Dataset rows describing interfaces:

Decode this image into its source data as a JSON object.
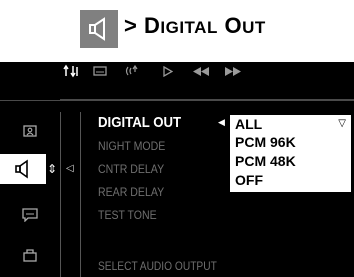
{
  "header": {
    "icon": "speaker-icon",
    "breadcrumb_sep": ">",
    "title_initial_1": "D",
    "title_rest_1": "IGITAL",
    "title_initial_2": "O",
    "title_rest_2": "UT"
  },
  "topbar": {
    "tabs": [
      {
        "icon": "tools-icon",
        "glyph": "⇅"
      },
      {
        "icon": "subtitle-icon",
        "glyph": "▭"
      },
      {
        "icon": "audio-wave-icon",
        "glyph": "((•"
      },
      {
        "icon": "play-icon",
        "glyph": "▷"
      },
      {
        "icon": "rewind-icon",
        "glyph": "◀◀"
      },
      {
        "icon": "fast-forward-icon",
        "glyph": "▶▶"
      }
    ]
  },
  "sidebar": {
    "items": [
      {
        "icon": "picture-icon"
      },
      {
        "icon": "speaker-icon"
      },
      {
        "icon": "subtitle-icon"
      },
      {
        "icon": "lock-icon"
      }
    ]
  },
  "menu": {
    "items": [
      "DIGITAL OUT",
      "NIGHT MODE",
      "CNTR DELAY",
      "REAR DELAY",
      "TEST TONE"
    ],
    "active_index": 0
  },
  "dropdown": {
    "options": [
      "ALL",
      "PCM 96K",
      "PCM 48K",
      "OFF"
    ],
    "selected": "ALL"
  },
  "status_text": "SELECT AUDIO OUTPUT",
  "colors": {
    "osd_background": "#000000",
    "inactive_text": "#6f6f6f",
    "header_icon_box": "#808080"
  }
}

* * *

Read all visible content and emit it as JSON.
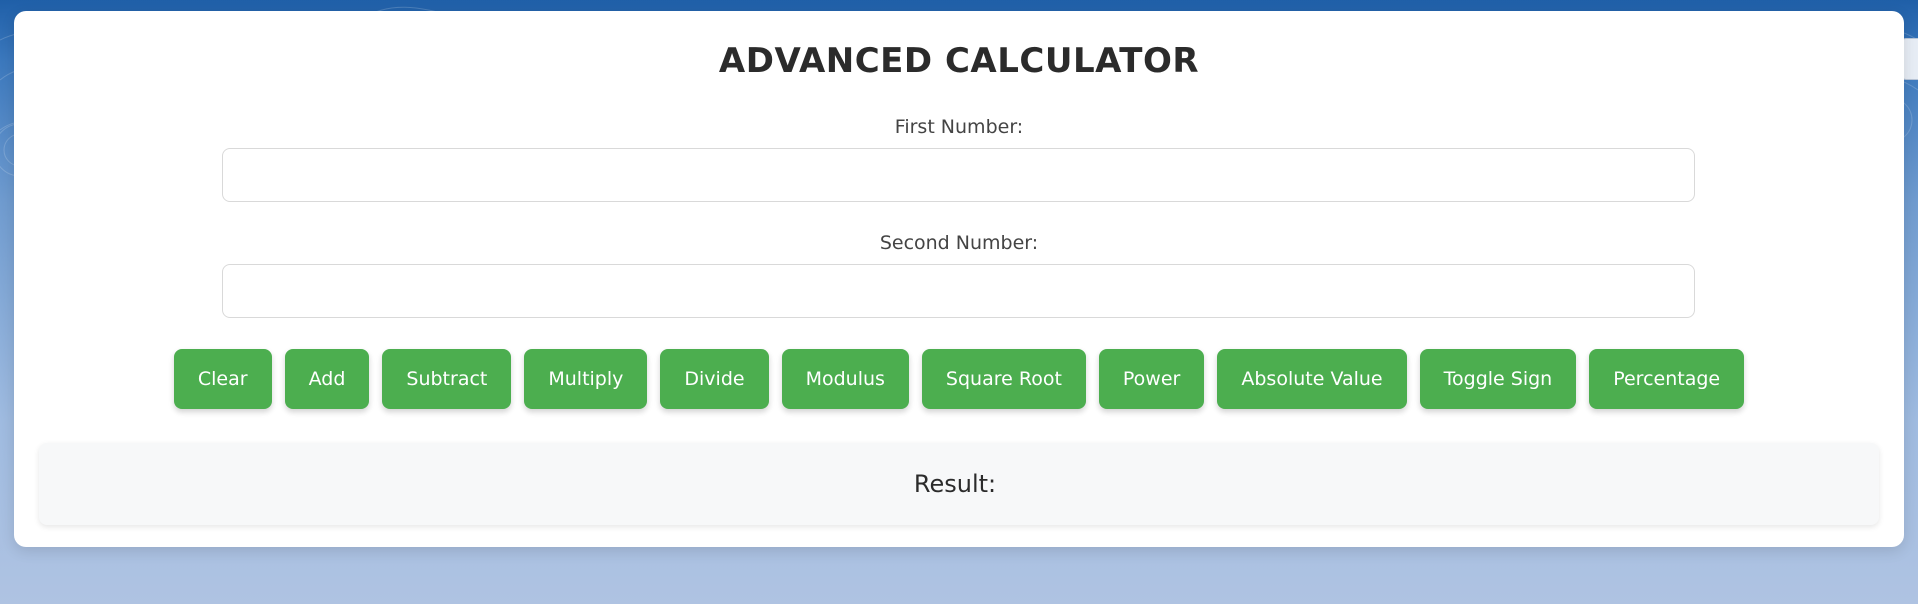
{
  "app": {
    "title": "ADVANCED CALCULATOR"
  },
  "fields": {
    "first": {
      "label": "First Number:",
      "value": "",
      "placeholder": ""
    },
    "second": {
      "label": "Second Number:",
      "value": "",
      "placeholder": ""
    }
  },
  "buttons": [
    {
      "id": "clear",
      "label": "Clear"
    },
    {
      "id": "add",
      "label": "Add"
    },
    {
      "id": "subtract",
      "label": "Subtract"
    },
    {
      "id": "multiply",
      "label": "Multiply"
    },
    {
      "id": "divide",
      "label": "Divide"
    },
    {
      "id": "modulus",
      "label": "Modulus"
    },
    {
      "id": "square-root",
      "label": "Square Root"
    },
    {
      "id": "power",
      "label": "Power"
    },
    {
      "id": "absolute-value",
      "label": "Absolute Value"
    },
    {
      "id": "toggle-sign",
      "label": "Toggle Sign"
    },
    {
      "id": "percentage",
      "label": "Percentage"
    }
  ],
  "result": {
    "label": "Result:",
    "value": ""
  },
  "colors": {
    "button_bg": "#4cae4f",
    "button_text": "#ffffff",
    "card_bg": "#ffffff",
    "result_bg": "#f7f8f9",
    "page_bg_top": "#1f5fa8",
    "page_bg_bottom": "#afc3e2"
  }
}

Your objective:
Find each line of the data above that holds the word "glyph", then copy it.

Expected answer:
        "glyph": "⇅"
        "glyph": "▭"
        "glyph": "((•"
        "glyph": "▷"
        "glyph": "◀◀"
        "glyph": "▶▶"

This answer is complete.